It seemed to take a long time to get past Riverbank, but soon enough I had passed it and the GW Bridge was looming up ahead. I did backstroke under it, and enjoyed looking up at the massive span, and over at its little friend for whom the race is named.
It knew it was about a mile from the GWB to the finish at Dyckman Street, so after the bridge I picked up the pace. A few hundred meters from the finish I was chasing a couple of swimmers when I felt the ankle band holding my race chip coming loose. At first I ignored it, but I was worried that it would fall off, so I stopped to fix it. (Not sure how the velcro undid itself, but it started out tight and ended up loose enough to have almost slip over my foot at this point). That ended up being a good, thing, though because I got a good look at the finish while I was stopped and saw that I was a little too far out and needed to correct course. (This intuition was confirmed by a nearby boat screaming “Turn in NOW!” a few strokes after I started up again). The finish was just past some roped-off debris; once past it you needed to make a sharp right-hand turn to finish at the boat ramp. A couple of swimmers who had judged the finish better than I got past me at this point, but the two swimmers ahead of me, who seemed intent on racing each other, had gone even further than I had. One of them got back past me on the finishing stretch, but I narrowly beat the other to the ramp. (They were both from the wave after me in any case, so both ended up with significantly faster times, but it’s always nice to have some reason to sprint to the finish in races!)
At the finish I got to see all my pals and swap race stories. The Dyckman Street area was a good place to hang out—we sat on some boulders by the river and watched the rest of the finishers come in. My sense during the race was that the course was swimming relatively “long” this year, and that was confirmed at the end. The fastest swimmers finished in 1:48, still short for a 10k, but significantly longer than last year. My time of 2:06:46 put me 38th overall (out of 299 starters / 284 finishers), 8th woman, and first in my age group.
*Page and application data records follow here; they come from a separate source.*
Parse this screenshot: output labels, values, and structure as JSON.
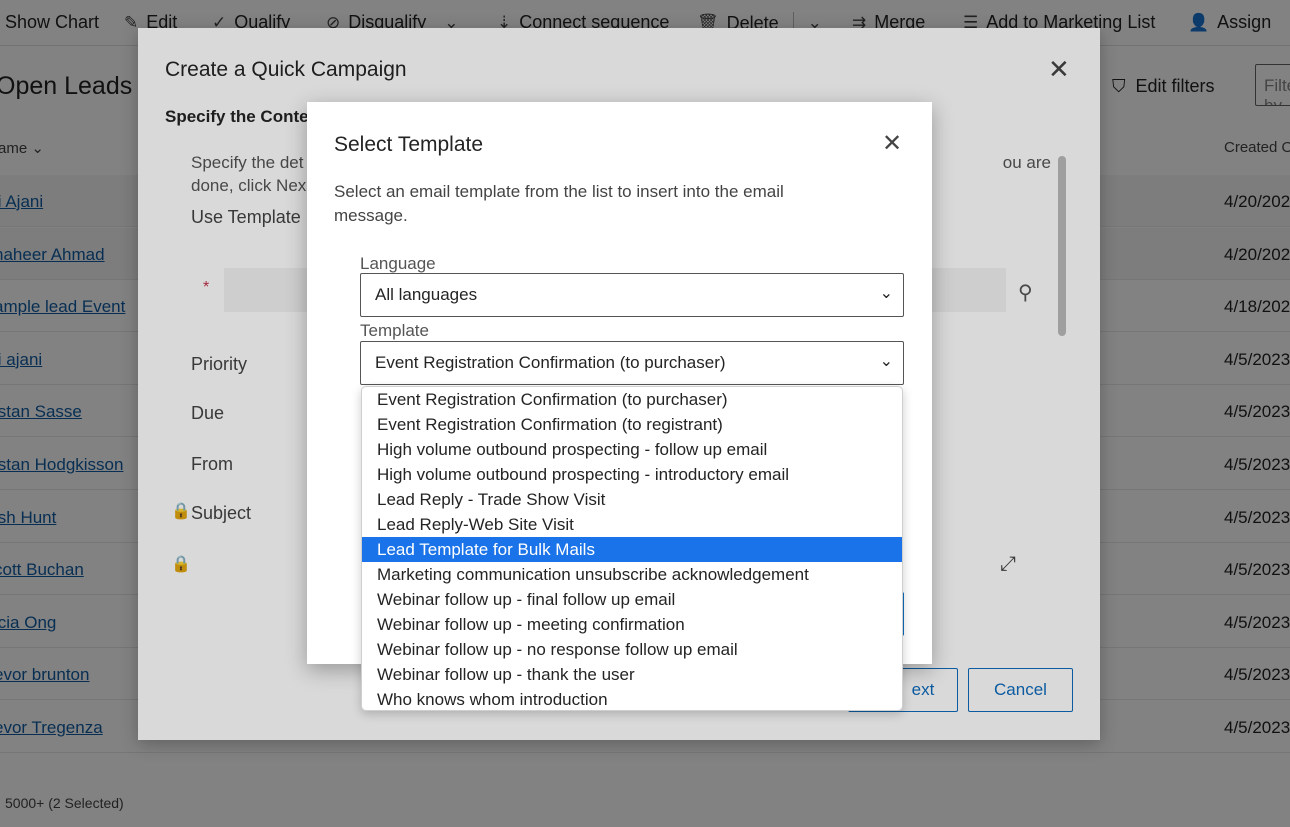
{
  "commandbar": {
    "show_chart": "Show Chart",
    "edit": "Edit",
    "qualify": "Qualify",
    "disqualify": "Disqualify",
    "connect_sequence": "Connect sequence",
    "delete": "Delete",
    "merge": "Merge",
    "add_to_marketing_list": "Add to Marketing List",
    "assign": "Assign"
  },
  "view": {
    "title": "Open Leads",
    "edit_filters": "Edit filters",
    "filter_placeholder": "Filter by keyword",
    "col_name": "ame",
    "col_created": "Created O",
    "rows": [
      {
        "name": "li Ajani",
        "created": "4/20/202"
      },
      {
        "name": "haheer Ahmad",
        "created": "4/20/202"
      },
      {
        "name": "ample lead Event",
        "created": "4/18/202"
      },
      {
        "name": "li ajani",
        "created": "4/5/2023"
      },
      {
        "name": "istan Sasse",
        "created": "4/5/2023"
      },
      {
        "name": "istan Hodgkisson",
        "created": "4/5/2023"
      },
      {
        "name": "ish Hunt",
        "created": "4/5/2023"
      },
      {
        "name": "cott Buchan",
        "created": "4/5/2023"
      },
      {
        "name": "icia Ong",
        "created": "4/5/2023"
      },
      {
        "name": "evor brunton",
        "created": "4/5/2023"
      },
      {
        "name": "evor Tregenza",
        "created": "4/5/2023"
      }
    ],
    "footer_status": "5000+ (2 Selected)"
  },
  "quick_campaign": {
    "title": "Create a Quick Campaign",
    "subheading": "Specify the Conte",
    "description_left": "Specify the det",
    "description_left2": "done, click Nex",
    "description_right": "ou are",
    "use_template": "Use Template",
    "required_mark": "*",
    "priority": "Priority",
    "due": "Due",
    "from": "From",
    "subject": "Subject",
    "next_label": "ext",
    "cancel_label": "Cancel"
  },
  "select_template": {
    "title": "Select Template",
    "description": "Select an email template from the list to insert into the email message.",
    "language_label": "Language",
    "language_value": "All languages",
    "template_label": "Template",
    "template_value": "Event Registration Confirmation (to purchaser)",
    "options": [
      "Event Registration Confirmation (to purchaser)",
      "Event Registration Confirmation (to registrant)",
      "High volume outbound prospecting - follow up email",
      "High volume outbound prospecting - introductory email",
      "Lead Reply - Trade Show Visit",
      "Lead Reply-Web Site Visit",
      "Lead Template for Bulk Mails",
      "Marketing communication unsubscribe acknowledgement",
      "Webinar follow up - final follow up email",
      "Webinar follow up - meeting confirmation",
      "Webinar follow up - no response follow up email",
      "Webinar follow up - thank the user",
      "Who knows whom introduction"
    ],
    "highlighted_option": "Lead Template for Bulk Mails"
  },
  "colors": {
    "link": "#115ea3",
    "highlight": "#1a73e8",
    "brand": "#0f6cbd",
    "required": "#c4314b"
  }
}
During the awards it was fun to see how many youngsters had done the swim, and how many competitors had travelled from far away.
I ended up not needing the gels I had packed in my cap—I got hungry with about a half mile to go, but by then it didn’t seem worthwhile to stop. I was very glad to get some food and water when I finished though. I appreciated the longer swim this year, in part because it made things less stacked up at the finish, and I thought this year’s course was a good one. All in all, it was another great race put on by NYCSwim, and I enjoyed the day immensely!